**What you are asked to do:** Report every line of the records beneath this task that holds the string "reviewer".

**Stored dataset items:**
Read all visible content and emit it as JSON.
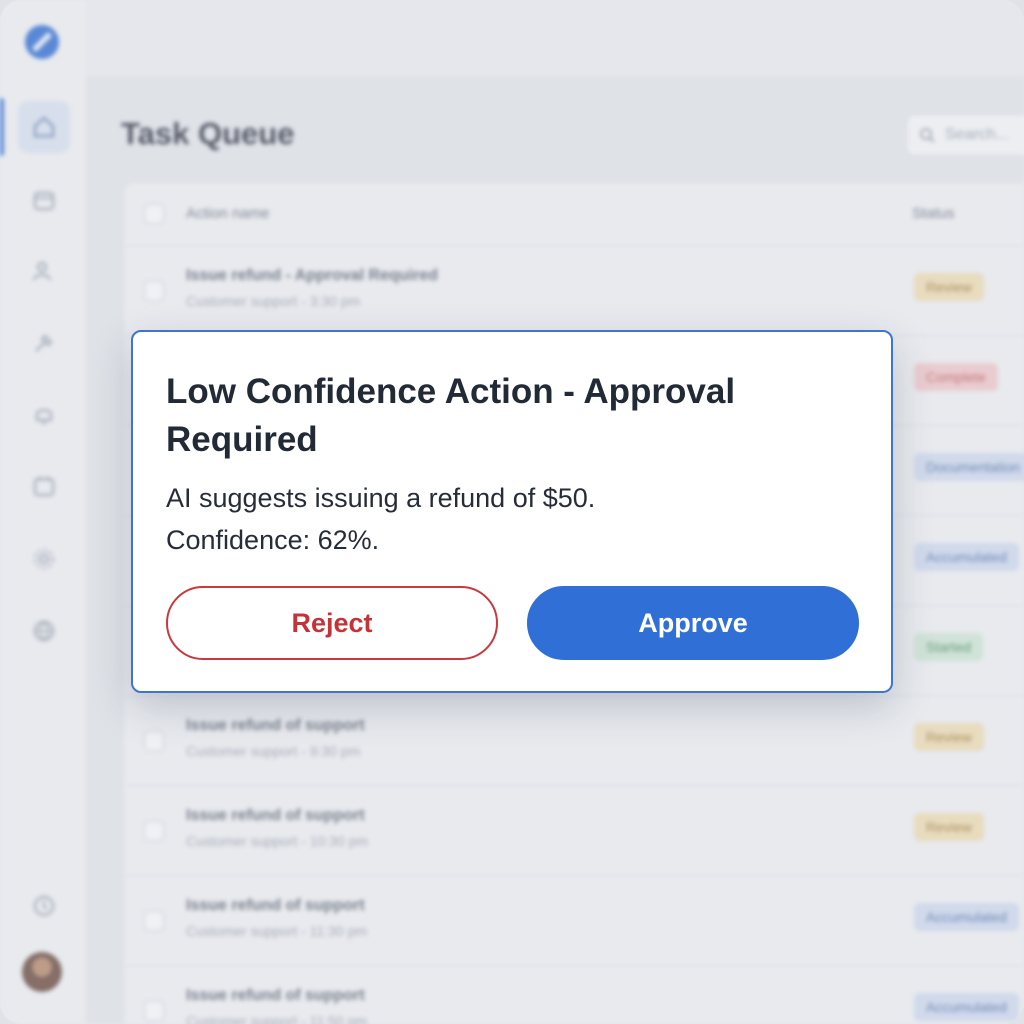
{
  "page": {
    "title": "Task Queue",
    "search_placeholder": "Search..."
  },
  "table": {
    "columns": [
      "Action name",
      "Status"
    ],
    "rows": [
      {
        "title": "Issue refund - Approval Required",
        "subtitle": "Customer support - 3:30 pm",
        "status": "Review",
        "status_color": "#f4e2b6"
      },
      {
        "title": "",
        "subtitle": "",
        "status": "Complete",
        "status_color": "#f6cccd"
      },
      {
        "title": "",
        "subtitle": "",
        "status": "Documentation",
        "status_color": "#d4dff3"
      },
      {
        "title": "",
        "subtitle": "",
        "status": "Accumulated",
        "status_color": "#d4dff3"
      },
      {
        "title": "",
        "subtitle": "",
        "status": "Started",
        "status_color": "#d3ecd9"
      },
      {
        "title": "Issue refund of support",
        "subtitle": "Customer support - 9:30 pm",
        "status": "Review",
        "status_color": "#f4e2b6"
      },
      {
        "title": "Issue refund of support",
        "subtitle": "Customer support - 10:30 pm",
        "status": "Review",
        "status_color": "#f4e2b6"
      },
      {
        "title": "Issue refund of support",
        "subtitle": "Customer support - 11:30 pm",
        "status": "Accumulated",
        "status_color": "#d4dff3"
      },
      {
        "title": "Issue refund of support",
        "subtitle": "Customer support - 11:50 pm",
        "status": "Accumulated",
        "status_color": "#d4dff3"
      }
    ]
  },
  "sidebar": {
    "items": [
      "home-icon",
      "inbox-icon",
      "users-icon",
      "tools-icon",
      "bell-icon",
      "calendar-icon",
      "settings-icon",
      "globe-icon"
    ],
    "footer_items": [
      "help-icon"
    ],
    "active_index": 0
  },
  "modal": {
    "title": "Low Confidence Action - Approval Required",
    "body_line1": "AI suggests issuing a refund of $50.",
    "body_line2": "Confidence: 62%.",
    "reject_label": "Reject",
    "approve_label": "Approve"
  },
  "colors": {
    "accent": "#2f6fd6",
    "danger": "#c3343a"
  }
}
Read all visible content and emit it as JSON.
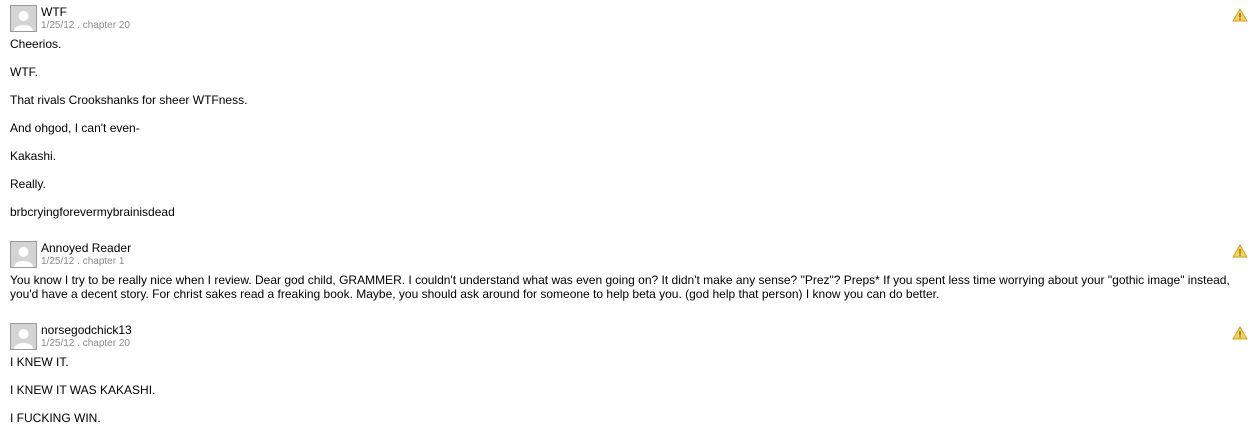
{
  "reviews": [
    {
      "reviewer": "WTF",
      "date": "1/25/12",
      "separator": " . ",
      "chapter": "chapter 20",
      "paragraphs": [
        "Cheerios.",
        "WTF.",
        "That rivals Crookshanks for sheer WTFness.",
        "And ohgod, I can't even-",
        "Kakashi.",
        "Really.",
        "brbcryingforevermybrainisdead"
      ]
    },
    {
      "reviewer": "Annoyed Reader",
      "date": "1/25/12",
      "separator": " . ",
      "chapter": "chapter 1",
      "paragraphs": [
        "You know I try to be really nice when I review. Dear god child, GRAMMER. I couldn't understand what was even going on? It didn't make any sense? \"Prez\"? Preps* If you spent less time worrying about your \"gothic image\" instead, you'd have a decent story. For christ sakes read a freaking book. Maybe, you should ask around for someone to help beta you. (god help that person) I know you can do better."
      ]
    },
    {
      "reviewer": "norsegodchick13",
      "date": "1/25/12",
      "separator": " . ",
      "chapter": "chapter 20",
      "paragraphs": [
        "I KNEW IT.",
        "I KNEW IT WAS KAKASHI.",
        "I FUCKING WIN."
      ]
    }
  ],
  "icons": {
    "avatar": "default-avatar-silhouette",
    "report": "warning-triangle-icon"
  },
  "colors": {
    "meta_text": "#8a8a8a",
    "report_fill": "#f5d35c",
    "report_stroke": "#c9a227",
    "avatar_bg": "#cfcfcf"
  }
}
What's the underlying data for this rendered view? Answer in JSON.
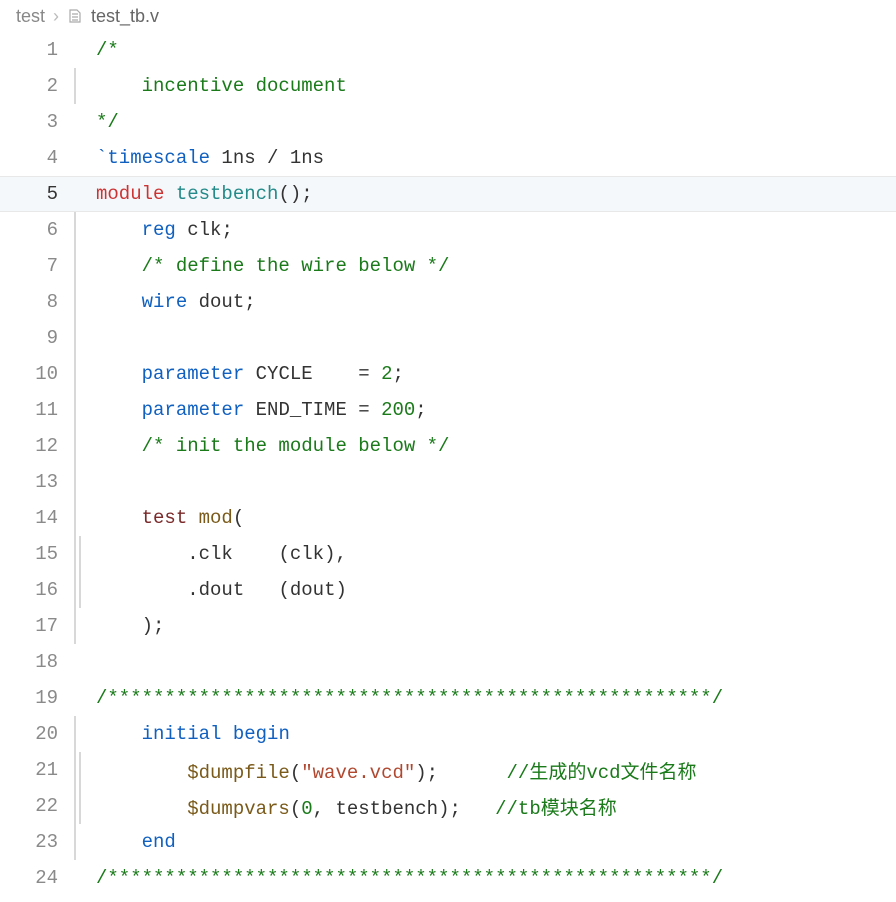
{
  "breadcrumb": {
    "folder": "test",
    "separator": "›",
    "file": "test_tb.v"
  },
  "highlighted_line": 5,
  "lines": [
    {
      "n": 1,
      "bars": 0,
      "tokens": [
        {
          "cls": "c-comment",
          "t": "/*"
        }
      ]
    },
    {
      "n": 2,
      "bars": 1,
      "tokens": [
        {
          "cls": "",
          "t": "    "
        },
        {
          "cls": "c-comment",
          "t": "incentive document"
        }
      ]
    },
    {
      "n": 3,
      "bars": 0,
      "tokens": [
        {
          "cls": "c-comment",
          "t": "*/"
        }
      ]
    },
    {
      "n": 4,
      "bars": 0,
      "tokens": [
        {
          "cls": "c-kw",
          "t": "`timescale"
        },
        {
          "cls": "",
          "t": " 1ns "
        },
        {
          "cls": "c-op",
          "t": "/"
        },
        {
          "cls": "",
          "t": " 1ns"
        }
      ]
    },
    {
      "n": 5,
      "bars": 0,
      "tokens": [
        {
          "cls": "c-module",
          "t": "module"
        },
        {
          "cls": "",
          "t": " "
        },
        {
          "cls": "c-type",
          "t": "testbench"
        },
        {
          "cls": "c-op",
          "t": "();"
        }
      ]
    },
    {
      "n": 6,
      "bars": 1,
      "tokens": [
        {
          "cls": "",
          "t": "    "
        },
        {
          "cls": "c-kw",
          "t": "reg"
        },
        {
          "cls": "",
          "t": " clk"
        },
        {
          "cls": "c-op",
          "t": ";"
        }
      ]
    },
    {
      "n": 7,
      "bars": 1,
      "tokens": [
        {
          "cls": "",
          "t": "    "
        },
        {
          "cls": "c-comment",
          "t": "/* define the wire below */"
        }
      ]
    },
    {
      "n": 8,
      "bars": 1,
      "tokens": [
        {
          "cls": "",
          "t": "    "
        },
        {
          "cls": "c-kw",
          "t": "wire"
        },
        {
          "cls": "",
          "t": " dout"
        },
        {
          "cls": "c-op",
          "t": ";"
        }
      ]
    },
    {
      "n": 9,
      "bars": 1,
      "tokens": []
    },
    {
      "n": 10,
      "bars": 1,
      "tokens": [
        {
          "cls": "",
          "t": "    "
        },
        {
          "cls": "c-kw",
          "t": "parameter"
        },
        {
          "cls": "",
          "t": " CYCLE    "
        },
        {
          "cls": "c-op",
          "t": "="
        },
        {
          "cls": "",
          "t": " "
        },
        {
          "cls": "c-num",
          "t": "2"
        },
        {
          "cls": "c-op",
          "t": ";"
        }
      ]
    },
    {
      "n": 11,
      "bars": 1,
      "tokens": [
        {
          "cls": "",
          "t": "    "
        },
        {
          "cls": "c-kw",
          "t": "parameter"
        },
        {
          "cls": "",
          "t": " END_TIME "
        },
        {
          "cls": "c-op",
          "t": "="
        },
        {
          "cls": "",
          "t": " "
        },
        {
          "cls": "c-num",
          "t": "200"
        },
        {
          "cls": "c-op",
          "t": ";"
        }
      ]
    },
    {
      "n": 12,
      "bars": 1,
      "tokens": [
        {
          "cls": "",
          "t": "    "
        },
        {
          "cls": "c-comment",
          "t": "/* init the module below */"
        }
      ]
    },
    {
      "n": 13,
      "bars": 1,
      "tokens": []
    },
    {
      "n": 14,
      "bars": 1,
      "tokens": [
        {
          "cls": "",
          "t": "    "
        },
        {
          "cls": "c-test",
          "t": "test"
        },
        {
          "cls": "",
          "t": " "
        },
        {
          "cls": "c-fn",
          "t": "mod"
        },
        {
          "cls": "c-op",
          "t": "("
        }
      ]
    },
    {
      "n": 15,
      "bars": 2,
      "tokens": [
        {
          "cls": "",
          "t": "        "
        },
        {
          "cls": "c-op",
          "t": "."
        },
        {
          "cls": "",
          "t": "clk    "
        },
        {
          "cls": "c-op",
          "t": "("
        },
        {
          "cls": "",
          "t": "clk"
        },
        {
          "cls": "c-op",
          "t": "),"
        }
      ]
    },
    {
      "n": 16,
      "bars": 2,
      "tokens": [
        {
          "cls": "",
          "t": "        "
        },
        {
          "cls": "c-op",
          "t": "."
        },
        {
          "cls": "",
          "t": "dout   "
        },
        {
          "cls": "c-op",
          "t": "("
        },
        {
          "cls": "",
          "t": "dout"
        },
        {
          "cls": "c-op",
          "t": ")"
        }
      ]
    },
    {
      "n": 17,
      "bars": 1,
      "tokens": [
        {
          "cls": "",
          "t": "    "
        },
        {
          "cls": "c-op",
          "t": ");"
        }
      ]
    },
    {
      "n": 18,
      "bars": 0,
      "tokens": []
    },
    {
      "n": 19,
      "bars": 0,
      "tokens": [
        {
          "cls": "c-comment",
          "t": "/*****************************************************/"
        }
      ]
    },
    {
      "n": 20,
      "bars": 1,
      "tokens": [
        {
          "cls": "",
          "t": "    "
        },
        {
          "cls": "c-kw",
          "t": "initial"
        },
        {
          "cls": "",
          "t": " "
        },
        {
          "cls": "c-kw",
          "t": "begin"
        }
      ]
    },
    {
      "n": 21,
      "bars": 2,
      "tokens": [
        {
          "cls": "",
          "t": "        "
        },
        {
          "cls": "c-fn",
          "t": "$dumpfile"
        },
        {
          "cls": "c-op",
          "t": "("
        },
        {
          "cls": "c-str",
          "t": "\"wave.vcd\""
        },
        {
          "cls": "c-op",
          "t": ");"
        },
        {
          "cls": "",
          "t": "      "
        },
        {
          "cls": "c-comment",
          "t": "//生成的vcd文件名称"
        }
      ]
    },
    {
      "n": 22,
      "bars": 2,
      "tokens": [
        {
          "cls": "",
          "t": "        "
        },
        {
          "cls": "c-fn",
          "t": "$dumpvars"
        },
        {
          "cls": "c-op",
          "t": "("
        },
        {
          "cls": "c-num",
          "t": "0"
        },
        {
          "cls": "c-op",
          "t": ","
        },
        {
          "cls": "",
          "t": " testbench"
        },
        {
          "cls": "c-op",
          "t": ");"
        },
        {
          "cls": "",
          "t": "   "
        },
        {
          "cls": "c-comment",
          "t": "//tb模块名称"
        }
      ]
    },
    {
      "n": 23,
      "bars": 1,
      "tokens": [
        {
          "cls": "",
          "t": "    "
        },
        {
          "cls": "c-kw",
          "t": "end"
        }
      ]
    },
    {
      "n": 24,
      "bars": 0,
      "tokens": [
        {
          "cls": "c-comment",
          "t": "/*****************************************************/"
        }
      ]
    }
  ]
}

**Response area:**
      "reviewer": "WTF",
      "reviewer": "Annoyed Reader",
      "reviewer": "norsegodchick13",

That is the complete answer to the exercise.